By Emeka Anaeto. Economy Editor
THEre were indications that the Federal Government’s sale deal transferring its USD100 million (N28 billion) Alape Staple Crop Processing Zone (SCPZ) in Kogi State to a Nigerian Company may be threatened by funding stress as the Nigerian company which took over the assets few weeks ago have just announced a financial results indicating insolvency.
In its 2015 audited financial results submitted to the Nigerian Stock Exchange last week, the Nigerian company, Union Dicon Salt Plc, UDS, reported that it earned zero revenues for the financial year, which is the second consecutive year it ended with no earnings from its operations, fuelling the concern that the company may be in technical insolvency.
Note 24 of the audited financial statements indicates that the company made a loss before taxation of N2,632,000 during the year ended 31 December 2015, and as at that date its current liabilities exceeded its current assets by almost N1.0 billion.
Moreover, the company had a negative shareholders’ funds of N1.2 billion.
According to its external auditors, BDO Professional Services, “these conditions along with other matters indicate the existence of a material uncertainty which may cast significant doubt about the company’s ability to continue as a going concern, unless the company’s bankers continue their financial support and the shareholders introduce additional capital not only to wipe out the negative shareholders’ funds but to enable the company operate profitably.”
UDS continued to make losses just as it had only N137,000.00 in cash as at the end of 2015, a situation that buttressed the auditors’ statement alluding impending threat to its status as a going concern.
It was against this backdrop that the Federal Ministry Of Agriculture and Rural Development struck a deal approving UDS to take-over the government assets as the new core investors replacing Cargill, a United States based multinational agro-industrial giant.

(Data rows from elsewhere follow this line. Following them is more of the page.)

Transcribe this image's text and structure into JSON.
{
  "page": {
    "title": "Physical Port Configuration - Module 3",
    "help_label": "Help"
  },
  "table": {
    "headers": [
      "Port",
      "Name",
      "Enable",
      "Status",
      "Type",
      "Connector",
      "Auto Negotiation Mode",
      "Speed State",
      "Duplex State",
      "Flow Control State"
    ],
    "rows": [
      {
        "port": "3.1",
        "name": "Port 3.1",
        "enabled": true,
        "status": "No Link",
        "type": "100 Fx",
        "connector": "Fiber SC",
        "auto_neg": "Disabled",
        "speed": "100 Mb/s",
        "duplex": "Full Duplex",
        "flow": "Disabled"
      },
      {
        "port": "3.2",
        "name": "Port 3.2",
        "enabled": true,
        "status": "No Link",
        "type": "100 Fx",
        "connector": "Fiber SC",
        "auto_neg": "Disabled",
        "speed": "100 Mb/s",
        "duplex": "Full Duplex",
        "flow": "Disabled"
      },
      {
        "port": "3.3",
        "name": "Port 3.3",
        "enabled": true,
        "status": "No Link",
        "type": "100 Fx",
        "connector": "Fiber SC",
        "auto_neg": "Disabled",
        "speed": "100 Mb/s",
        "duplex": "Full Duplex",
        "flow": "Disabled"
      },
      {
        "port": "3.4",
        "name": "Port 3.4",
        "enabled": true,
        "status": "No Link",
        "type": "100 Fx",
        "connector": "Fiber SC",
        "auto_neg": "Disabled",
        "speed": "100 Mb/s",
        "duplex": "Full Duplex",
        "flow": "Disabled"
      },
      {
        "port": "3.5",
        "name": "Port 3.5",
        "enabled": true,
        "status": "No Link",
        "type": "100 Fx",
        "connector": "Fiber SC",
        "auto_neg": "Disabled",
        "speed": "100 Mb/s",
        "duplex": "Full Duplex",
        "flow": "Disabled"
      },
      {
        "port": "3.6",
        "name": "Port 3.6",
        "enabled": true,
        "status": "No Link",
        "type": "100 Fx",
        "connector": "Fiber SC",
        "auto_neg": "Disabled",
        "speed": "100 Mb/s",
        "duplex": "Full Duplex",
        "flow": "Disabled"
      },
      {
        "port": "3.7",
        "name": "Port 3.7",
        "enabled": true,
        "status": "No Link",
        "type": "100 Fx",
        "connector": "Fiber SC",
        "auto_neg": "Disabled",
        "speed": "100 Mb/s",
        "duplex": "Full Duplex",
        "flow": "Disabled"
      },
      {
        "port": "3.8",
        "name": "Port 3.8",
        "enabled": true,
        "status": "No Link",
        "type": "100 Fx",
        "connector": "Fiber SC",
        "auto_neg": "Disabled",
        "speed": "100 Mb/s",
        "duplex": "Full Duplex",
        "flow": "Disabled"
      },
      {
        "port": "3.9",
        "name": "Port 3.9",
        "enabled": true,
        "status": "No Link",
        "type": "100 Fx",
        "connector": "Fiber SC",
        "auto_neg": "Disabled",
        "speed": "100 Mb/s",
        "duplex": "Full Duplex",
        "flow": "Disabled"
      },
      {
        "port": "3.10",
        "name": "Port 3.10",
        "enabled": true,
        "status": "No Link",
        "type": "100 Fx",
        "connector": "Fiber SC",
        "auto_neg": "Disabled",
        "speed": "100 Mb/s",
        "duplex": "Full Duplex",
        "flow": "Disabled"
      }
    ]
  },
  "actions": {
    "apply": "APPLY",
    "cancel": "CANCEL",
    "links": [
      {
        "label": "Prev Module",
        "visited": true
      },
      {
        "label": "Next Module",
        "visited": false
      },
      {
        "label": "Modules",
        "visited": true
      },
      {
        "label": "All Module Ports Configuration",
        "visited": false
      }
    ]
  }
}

Speaking after a meeting with UDS officials, Audu Ogbeh, the minister of Agriculture and Rural Development, said “I am glad to see that a Nigerian company is taking over this very important project, and is championing the indigenous development of agribusiness.
“We are not going to engage in policy somersault. We are carrying on with the great idea of SCPZ and we are adding even greater ideas. We are carrying on as we now produce what we call the green alternative: that alternative being agriculture, since oil and gas are unstable sources of income”.
The company’s management stated “It is a remarkable opportunity to develop the agribusiness space in Nigeria from a fully indigenous perspective. Union Dicon is listed in the Nigerian Stock Exchange, and it is a wholly Nigerian company…..we are grateful for the support given by the Honourable Minister, and the Agriculture Ministry, after careful consideration of our proposal. Their detailed understanding and focus on new capital investment, import substitution and job creation really impressed us and allows Union Dicon Plc to move forward confidently in a willing and positive partnership.”
Neither the ministry nor the company stated the amount paid for the take-over in the public communications. Also the future investment plans were not disclosed.